But the best way to see Agness is to stay awhile. That’s easily done by booking accommodations at one of the lodges or at Agness’ newest option, 2 Rivers Vacation Rentals, located where the Rogue and Illinois rivers meet. Hosts Hugh and

Bridget McGinnis also rent Tahitis, small inflatable boats similar to a kayak but more stable and easier to navigate. They offer a handy shuttle service to several launching points, where you can paddle down the river and spend a glorious day floating through pristine canyons and gentle riffles.

If you’d prefer to sleep under the stars, the surrounding area boasts beautiful campgrounds at Foster Bar, Illahe, and Oak Flat, all of which feature idyllic campsites right on the river’s edge. Hikers can choose from a large network of trails, including the Rogue River, Illinois River, and Pine Grove trails.

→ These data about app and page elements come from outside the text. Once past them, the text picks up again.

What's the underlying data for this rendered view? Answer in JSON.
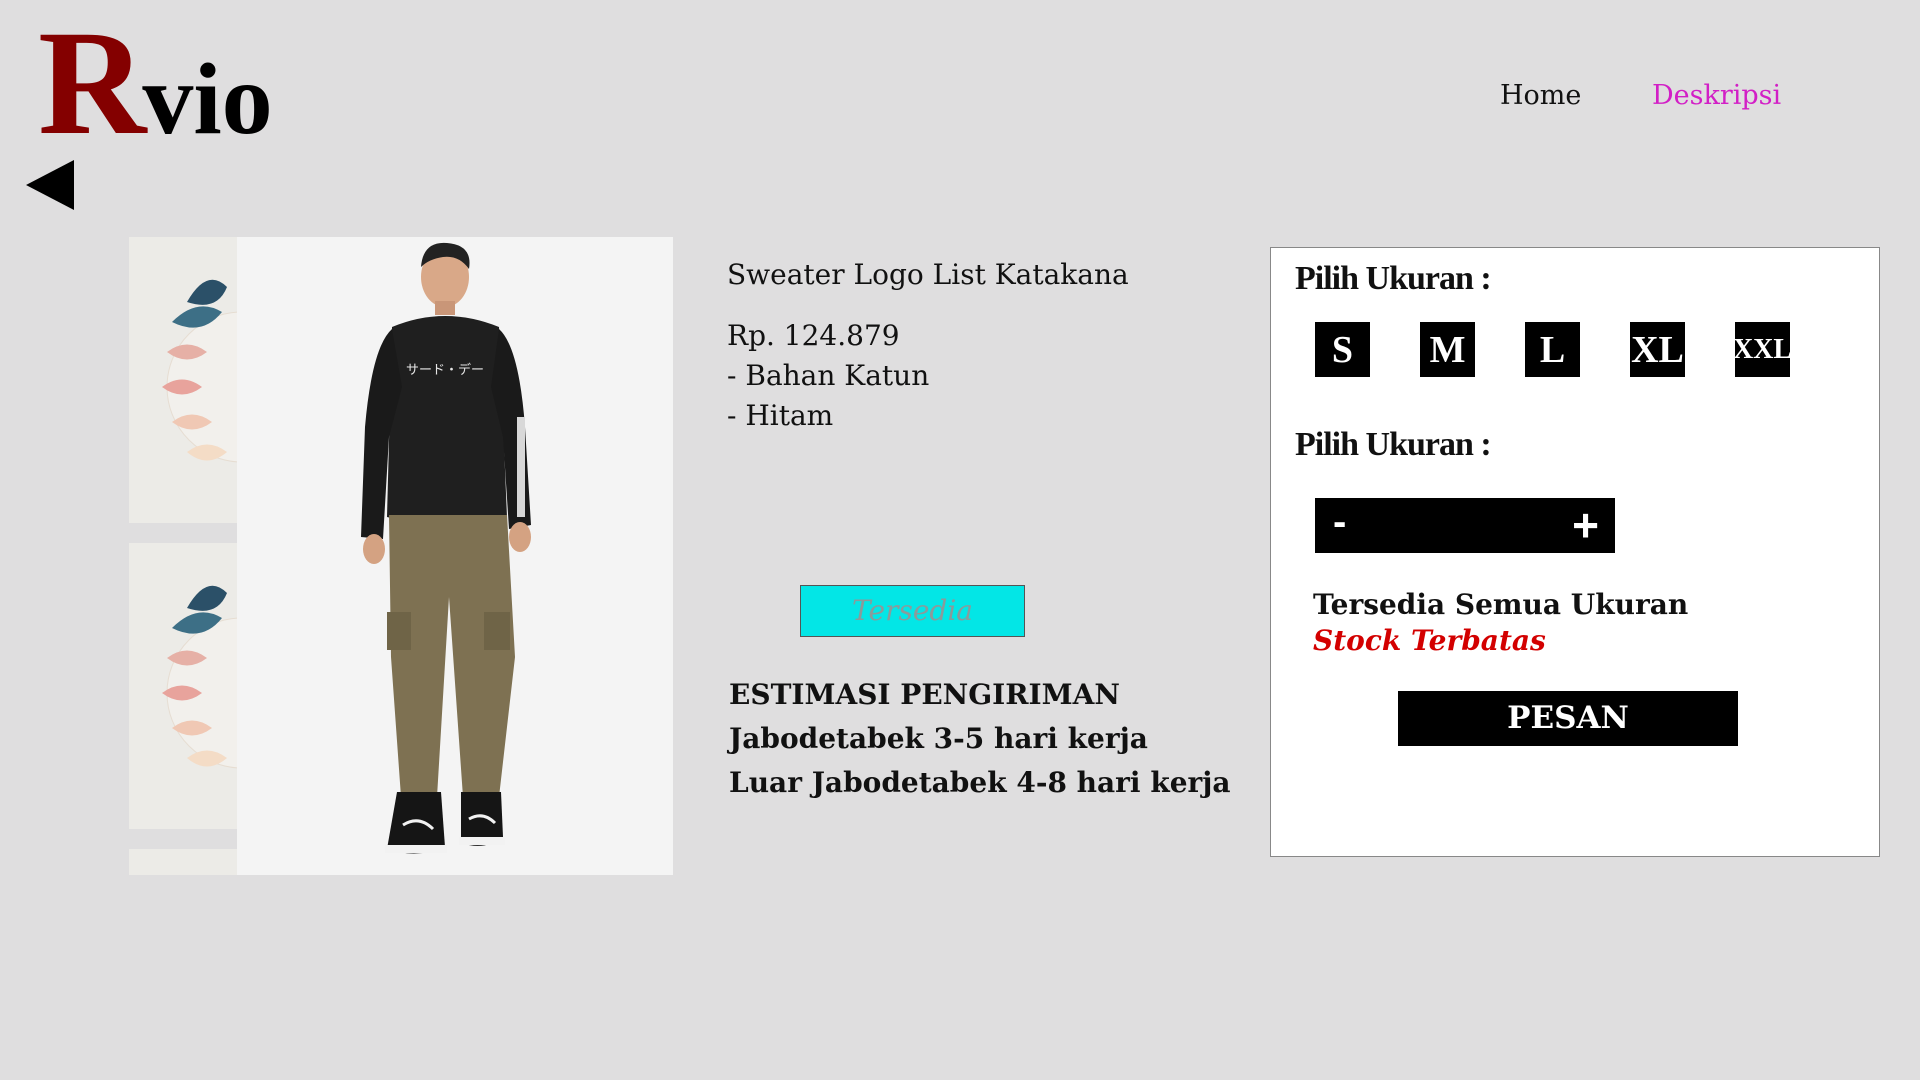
{
  "brand": {
    "logo_initial": "R",
    "logo_rest": "vio",
    "initial_color": "#840000"
  },
  "nav": {
    "home": "Home",
    "description": "Deskripsi",
    "active_color": "#d21fc6"
  },
  "product": {
    "name": "Sweater Logo List Katakana",
    "price": "Rp. 124.879",
    "material": "- Bahan Katun",
    "color": "- Hitam",
    "shirt_print": "サード・デー",
    "stock_badge": "Tersedia"
  },
  "shipping": {
    "heading": "ESTIMASI PENGIRIMAN",
    "line1": "Jabodetabek 3-5 hari kerja",
    "line2": "Luar Jabodetabek 4-8 hari kerja"
  },
  "order_panel": {
    "size_heading": "Pilih Ukuran :",
    "sizes": [
      "S",
      "M",
      "L",
      "XL",
      "XXL"
    ],
    "qty_heading": "Pilih Ukuran :",
    "minus": "-",
    "plus": "+",
    "availability": "Tersedia Semua Ukuran",
    "stock_note": "Stock Terbatas",
    "order_button": "PESAN"
  },
  "icons": {
    "back": "back-arrow-icon"
  }
}
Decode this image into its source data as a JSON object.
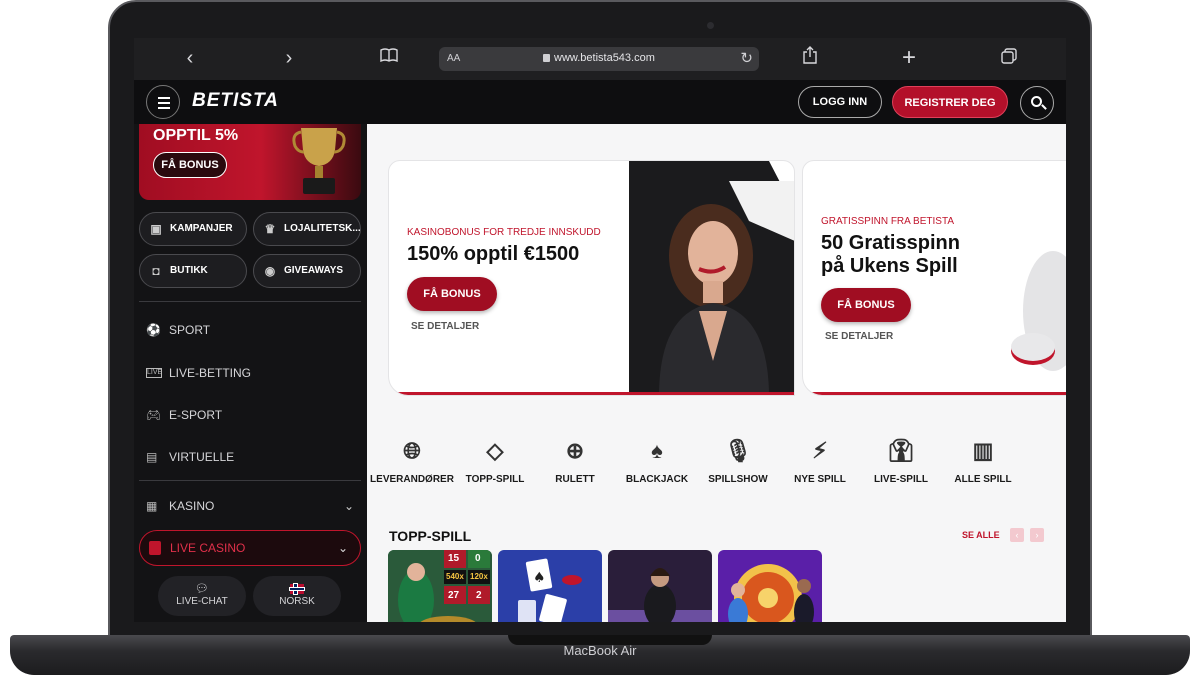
{
  "device": {
    "label": "MacBook Air"
  },
  "browser": {
    "url": "www.betista543.com",
    "text_size_label": "AA"
  },
  "header": {
    "logo": "BETISTA",
    "login_label": "LOGG INN",
    "register_label": "REGISTRER DEG"
  },
  "sidebar": {
    "promo": {
      "title": "OPPTIL 5%",
      "button": "FÅ BONUS"
    },
    "pills": [
      {
        "label": "KAMPANJER",
        "icon": "gift-icon"
      },
      {
        "label": "LOJALITETSK...",
        "icon": "crown-icon"
      },
      {
        "label": "BUTIKK",
        "icon": "bag-icon"
      },
      {
        "label": "GIVEAWAYS",
        "icon": "coin-icon"
      }
    ],
    "nav": [
      {
        "label": "SPORT",
        "icon": "soccer-ball-icon"
      },
      {
        "label": "LIVE-BETTING",
        "icon": "live-icon"
      },
      {
        "label": "E-SPORT",
        "icon": "gamepad-icon"
      },
      {
        "label": "VIRTUELLE",
        "icon": "virtual-icon"
      },
      {
        "label": "KASINO",
        "icon": "slot-machine-icon"
      }
    ],
    "live_casino_label": "LIVE CASINO",
    "footer": {
      "chat_label": "LIVE-CHAT",
      "language_label": "NORSK"
    }
  },
  "banners": [
    {
      "subtitle": "KASINOBONUS FOR TREDJE INNSKUDD",
      "title": "150% opptil €1500",
      "button": "FÅ BONUS",
      "link": "SE DETALJER"
    },
    {
      "subtitle": "GRATISSPINN FRA BETISTA",
      "title_line1": "50 Gratisspinn",
      "title_line2": "på Ukens Spill",
      "button": "FÅ BONUS",
      "link": "SE DETALJER"
    }
  ],
  "categories": [
    {
      "label": "LEVERANDØRER",
      "icon": "globe-icon"
    },
    {
      "label": "TOPP-SPILL",
      "icon": "diamond-icon"
    },
    {
      "label": "RULETT",
      "icon": "roulette-icon"
    },
    {
      "label": "BLACKJACK",
      "icon": "cards-icon"
    },
    {
      "label": "SPILLSHOW",
      "icon": "microphone-icon"
    },
    {
      "label": "NYE SPILL",
      "icon": "lightning-icon"
    },
    {
      "label": "LIVE-SPILL",
      "icon": "dealer-icon"
    },
    {
      "label": "ALLE SPILL",
      "icon": "slot-icon"
    }
  ],
  "top_games": {
    "title": "TOPP-SPILL",
    "see_all": "SE ALLE",
    "thumbnail_texts": {
      "roulette_numbers": [
        "15",
        "0",
        "540x",
        "120x",
        "27",
        "2"
      ]
    }
  },
  "colors": {
    "brand_red": "#c0152c",
    "dark_bg": "#131315"
  }
}
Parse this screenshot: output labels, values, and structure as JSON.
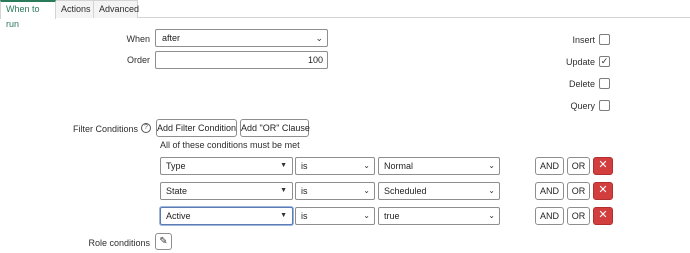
{
  "tabs": [
    "When to run",
    "Actions",
    "Advanced"
  ],
  "form": {
    "when_label": "When",
    "when_value": "after",
    "order_label": "Order",
    "order_value": "100",
    "insert_label": "Insert",
    "update_label": "Update",
    "delete_label": "Delete",
    "query_label": "Query",
    "insert_checked": false,
    "update_checked": true,
    "delete_checked": false,
    "query_checked": false,
    "filter_label": "Filter Conditions",
    "add_filter_label": "Add Filter Condition",
    "add_or_label": "Add \"OR\" Clause",
    "conditions_note": "All of these conditions must be met",
    "and_label": "AND",
    "or_label": "OR",
    "delete_glyph": "✕",
    "role_label": "Role conditions"
  },
  "conditions": [
    {
      "field": "Type",
      "operator": "is",
      "value": "Normal"
    },
    {
      "field": "State",
      "operator": "is",
      "value": "Scheduled"
    },
    {
      "field": "Active",
      "operator": "is",
      "value": "true"
    }
  ],
  "colors": {
    "accent": "#2b7a5a",
    "danger": "#d23d3d"
  },
  "icons": [
    "chevron-down-icon",
    "help-icon",
    "checkmark-icon",
    "close-icon",
    "pencil-icon"
  ]
}
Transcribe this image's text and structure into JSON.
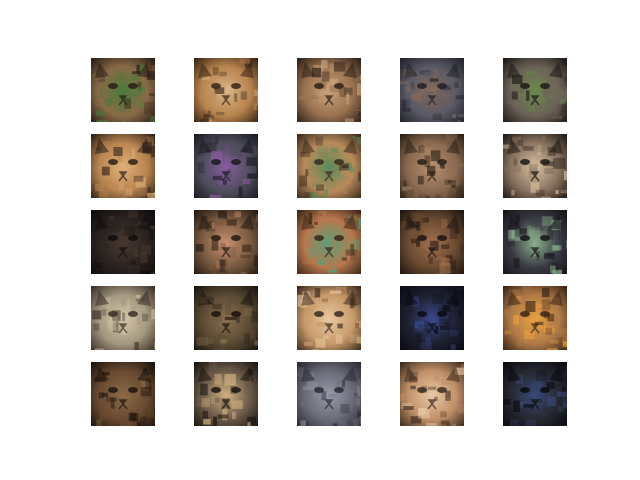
{
  "figure": {
    "rows": 5,
    "cols": 5,
    "background": "#ffffff",
    "description_kind": "grid of generated cat-face images"
  },
  "tiles": [
    {
      "base": "#8a6a48",
      "dark": "#2a1e16",
      "accent": "#4a7a3a"
    },
    {
      "base": "#b8844e",
      "dark": "#3a2416",
      "accent": "#d8b486"
    },
    {
      "base": "#9a7250",
      "dark": "#2e2018",
      "accent": "#c9a17a"
    },
    {
      "base": "#5a5a66",
      "dark": "#22222a",
      "accent": "#8a6a58"
    },
    {
      "base": "#6c6258",
      "dark": "#1e1a18",
      "accent": "#6b8a4a"
    },
    {
      "base": "#b88450",
      "dark": "#2e2016",
      "accent": "#e0b07a"
    },
    {
      "base": "#4e4e5c",
      "dark": "#1a1a22",
      "accent": "#8a5aa0"
    },
    {
      "base": "#b88a5a",
      "dark": "#3a2a1e",
      "accent": "#5a8a5a"
    },
    {
      "base": "#8a6a50",
      "dark": "#2a2016",
      "accent": "#b89070"
    },
    {
      "base": "#8a7460",
      "dark": "#1e1814",
      "accent": "#d8c0a0"
    },
    {
      "base": "#2a2220",
      "dark": "#100c0c",
      "accent": "#4a3a30"
    },
    {
      "base": "#7a5a40",
      "dark": "#241a12",
      "accent": "#c89070"
    },
    {
      "base": "#b8784e",
      "dark": "#3a2618",
      "accent": "#5aa07a"
    },
    {
      "base": "#6a4a30",
      "dark": "#1e1410",
      "accent": "#a07050"
    },
    {
      "base": "#3a3a44",
      "dark": "#141418",
      "accent": "#8ab08a"
    },
    {
      "base": "#a49880",
      "dark": "#3a3028",
      "accent": "#d8c8a8"
    },
    {
      "base": "#5a4a34",
      "dark": "#1a140e",
      "accent": "#8a7050"
    },
    {
      "base": "#c89a6a",
      "dark": "#3a2a1e",
      "accent": "#e8c8a0"
    },
    {
      "base": "#1e2030",
      "dark": "#0a0a12",
      "accent": "#3a4a8a"
    },
    {
      "base": "#b07a48",
      "dark": "#3a2416",
      "accent": "#e8a040"
    },
    {
      "base": "#6a4a30",
      "dark": "#1e140e",
      "accent": "#8a6a48"
    },
    {
      "base": "#6a5a48",
      "dark": "#1a1410",
      "accent": "#d0b080"
    },
    {
      "base": "#6a6a78",
      "dark": "#2a2a34",
      "accent": "#9a9aaa"
    },
    {
      "base": "#c09068",
      "dark": "#3a2a1e",
      "accent": "#e8c8a8"
    },
    {
      "base": "#262830",
      "dark": "#0a0a10",
      "accent": "#3a4a7a"
    }
  ]
}
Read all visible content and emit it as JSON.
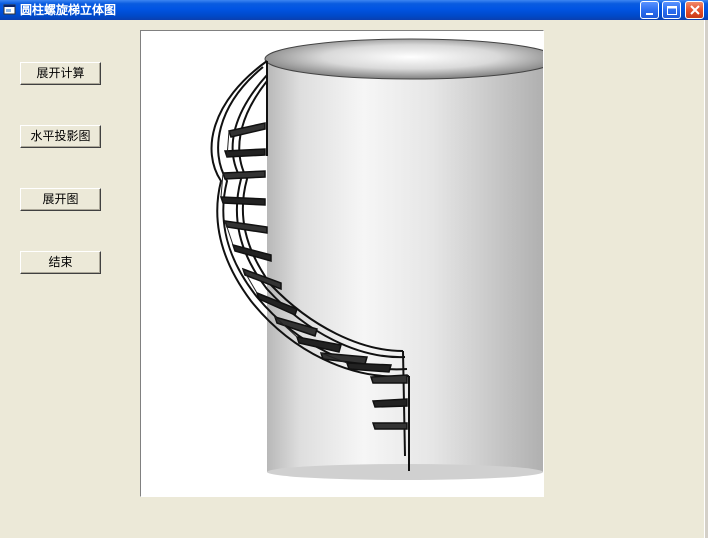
{
  "window": {
    "title": "圆柱螺旋梯立体图"
  },
  "buttons": {
    "unfold_calc": "展开计算",
    "plan_view": "水平投影图",
    "unfold_view": "展开图",
    "finish": "结束"
  },
  "image": {
    "subject": "3D perspective drawing of a spiral staircase wrapping around a cylinder"
  },
  "colors": {
    "titlebar": "#0054e3",
    "face": "#ece9d8",
    "picture_bg": "#ffffff"
  }
}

As for fishing, perhaps a sign at the one of the local lodges says it best: “Agness: a small drinking town with a large fishing problem.” Anglers will find themselves in fishing heaven, as the river teems with salmon and steelhead practically year-round. John Carl’s Guide Service offers full or half-day trips, or you can find your own quiet fishing hole and drop a line.

When you venture “downtown,” and I use the term loosely, pop into the Agness Museum, located in the old Forest Service Guard Station. The museum features a wealth of local history and several ancient Native American petroglyphs scattered around the grounds. However, gaining entrance in the off-season can be an adventure in itself. Hugh, who was serving as my tour guide, called the museum to check their hours and received the following reply: “We don’t really have ‘hours,’ you just need to find someone with a key. I think Moose might have it.” Thus began the search for the elusive Moose, who was not to be found at his usual haunts. However, a bemused Hugh assured me that the museum keeps regular hours during the high season.

Possibly one of the most rewarding ways to end a day in Agness is to do as the locals do: grab a spot at the picnic table outside the Old Agness Store, have a cold drink (beer seems to be the beverage of choice), and enjoy some good conver-sation with the residents. As a sign outside the store states, “If they don’t know, they’ll tell you a lie.” Just don’t expect anything you share about yourself to be kept secret for long. “You know the saying ‘What happens in Vegas stays in Vegas’? Well, what happens in Agness gets blabbed everywhere,” says Cathy Warren, laughing.

Read the full story on Oregon Coast Magazine »